This is where we will help each other. ICC can be a beacon for:
- Content marketers to find powerful new practices and allies to help scale their efforts and make their approach more strategic.
- Content strategists to find friends in marketers who are developing deeper, more valuable content-driven experiences to differentiate the business.
- Individuals who identify as both content marketers and strategists to find new colleagues with whom to share, learn, evolve, and expand their efforts.
And those who haven’t identified themselves yet will simply find new friends and guideposts to help them develop a career that’s meaningful to their passion.
It’s a grand adventure ahead. The search for intelligent content in the universe is on. Let’s go find it together.
Want to join us on this adventure? Sign up for ICC’s weekly email newsletter to stay involved in conversation.
Exactly one year ago, we were just coming off a great Content Marketing World – and I was steeling myself for a family-filled Thanksgiving. As I was talking with Joe Pulizzi during our weekly phone chat – which we regularly ended by gossiping, ranting, and raving about what was happening in the industry – he asked me a seemingly innocuous question: “Should we do a podcast?”

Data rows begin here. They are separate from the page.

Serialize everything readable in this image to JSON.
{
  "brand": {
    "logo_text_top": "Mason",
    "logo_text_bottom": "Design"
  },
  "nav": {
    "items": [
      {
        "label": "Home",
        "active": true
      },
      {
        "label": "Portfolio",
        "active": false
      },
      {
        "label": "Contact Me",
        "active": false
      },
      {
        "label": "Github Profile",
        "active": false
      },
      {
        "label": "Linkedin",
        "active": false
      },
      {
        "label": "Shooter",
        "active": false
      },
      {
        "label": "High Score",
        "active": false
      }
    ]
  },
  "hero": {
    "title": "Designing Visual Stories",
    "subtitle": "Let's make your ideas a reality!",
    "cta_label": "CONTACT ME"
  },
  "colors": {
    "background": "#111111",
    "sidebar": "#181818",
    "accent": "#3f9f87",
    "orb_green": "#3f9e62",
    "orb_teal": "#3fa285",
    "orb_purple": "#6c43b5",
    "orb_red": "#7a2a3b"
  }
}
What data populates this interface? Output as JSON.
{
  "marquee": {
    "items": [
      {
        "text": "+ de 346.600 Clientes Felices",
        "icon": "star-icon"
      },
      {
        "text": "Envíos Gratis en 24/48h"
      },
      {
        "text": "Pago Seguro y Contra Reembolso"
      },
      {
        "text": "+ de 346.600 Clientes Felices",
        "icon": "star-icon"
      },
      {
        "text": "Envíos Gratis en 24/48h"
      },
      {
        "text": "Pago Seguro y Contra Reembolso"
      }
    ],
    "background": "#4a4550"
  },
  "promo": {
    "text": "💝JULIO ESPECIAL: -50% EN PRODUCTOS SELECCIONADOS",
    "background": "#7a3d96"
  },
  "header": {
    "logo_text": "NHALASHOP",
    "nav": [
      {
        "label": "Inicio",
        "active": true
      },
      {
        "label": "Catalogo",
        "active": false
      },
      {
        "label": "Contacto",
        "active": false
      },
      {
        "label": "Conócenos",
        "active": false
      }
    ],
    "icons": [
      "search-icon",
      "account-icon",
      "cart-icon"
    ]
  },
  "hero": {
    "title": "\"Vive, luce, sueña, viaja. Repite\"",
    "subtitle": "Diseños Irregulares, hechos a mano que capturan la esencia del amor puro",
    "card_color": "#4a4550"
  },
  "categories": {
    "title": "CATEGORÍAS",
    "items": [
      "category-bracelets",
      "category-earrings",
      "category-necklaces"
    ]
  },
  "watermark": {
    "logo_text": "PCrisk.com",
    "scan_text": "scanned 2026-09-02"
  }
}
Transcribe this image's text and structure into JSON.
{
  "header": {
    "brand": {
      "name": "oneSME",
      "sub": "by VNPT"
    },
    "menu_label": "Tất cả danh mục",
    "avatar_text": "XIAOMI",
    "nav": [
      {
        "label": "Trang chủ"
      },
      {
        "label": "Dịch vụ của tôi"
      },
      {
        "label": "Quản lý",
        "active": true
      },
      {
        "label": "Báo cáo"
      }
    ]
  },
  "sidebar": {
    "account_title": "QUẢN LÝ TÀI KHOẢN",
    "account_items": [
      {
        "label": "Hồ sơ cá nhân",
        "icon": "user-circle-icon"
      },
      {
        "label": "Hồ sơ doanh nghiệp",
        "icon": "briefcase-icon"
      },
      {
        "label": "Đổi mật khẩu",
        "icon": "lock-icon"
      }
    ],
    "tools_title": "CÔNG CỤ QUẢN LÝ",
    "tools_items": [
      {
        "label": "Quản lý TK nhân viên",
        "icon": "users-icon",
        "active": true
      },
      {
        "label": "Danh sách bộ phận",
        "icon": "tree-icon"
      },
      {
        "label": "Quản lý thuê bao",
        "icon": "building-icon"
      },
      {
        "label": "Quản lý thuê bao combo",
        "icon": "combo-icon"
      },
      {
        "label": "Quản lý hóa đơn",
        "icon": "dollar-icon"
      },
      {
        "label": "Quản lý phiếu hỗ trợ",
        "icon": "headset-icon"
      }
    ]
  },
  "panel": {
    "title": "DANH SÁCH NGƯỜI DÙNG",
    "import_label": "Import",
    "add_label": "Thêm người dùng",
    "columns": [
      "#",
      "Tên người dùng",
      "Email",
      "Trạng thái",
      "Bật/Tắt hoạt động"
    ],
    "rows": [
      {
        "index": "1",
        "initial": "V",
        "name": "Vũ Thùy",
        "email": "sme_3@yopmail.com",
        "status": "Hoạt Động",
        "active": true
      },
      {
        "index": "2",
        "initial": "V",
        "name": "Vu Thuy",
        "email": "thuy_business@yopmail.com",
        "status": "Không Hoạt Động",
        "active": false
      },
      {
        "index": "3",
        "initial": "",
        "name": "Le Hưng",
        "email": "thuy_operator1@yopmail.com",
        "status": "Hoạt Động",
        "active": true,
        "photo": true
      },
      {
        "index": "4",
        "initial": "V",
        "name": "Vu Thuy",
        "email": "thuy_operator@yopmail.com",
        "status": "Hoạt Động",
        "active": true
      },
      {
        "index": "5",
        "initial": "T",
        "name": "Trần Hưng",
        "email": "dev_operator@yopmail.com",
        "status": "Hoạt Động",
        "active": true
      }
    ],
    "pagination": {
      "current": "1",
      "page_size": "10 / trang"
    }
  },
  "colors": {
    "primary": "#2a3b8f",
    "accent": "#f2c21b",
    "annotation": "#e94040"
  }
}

“I think that’s a great idea,” I said – having absolutely no idea what I was signing up for. (Note: This is how I’ve adroitly managed my career thus far: Say “yes” to anything that sounds remotely interesting and figure out how to do it later.)
Caterpillar proves even traditional B2B content marketing can tell fun, captivating stories. We spoke to Renee Richardson – one of our Content Marketer of the Year finalists – about how she and her team breathed new energy into a staid, conservative brand.
Caterpillar’s Built For It™ Trial video series launched the brand into social media stardom this year. In three quirky videos, Cat® equipment is put through outrageous trials:Continue Reading
I’m beginning to believe that 2014 may be the pivotal point where product companies actually start evolving into media brands. The Lego Movie, which has to date earned more than $500 million worldwide, is also very likely to be the first movie produced and sponsored by a product company to win an Academy Award. Make no mistake, for content marketing, This. Is. Big.
Now, certainly the idea that consumers’ buying habits are shifting is nothing new. But, (as I discussed earlier this month), in many cases, we have yet to shift our approach to meet those new realities.Continue Reading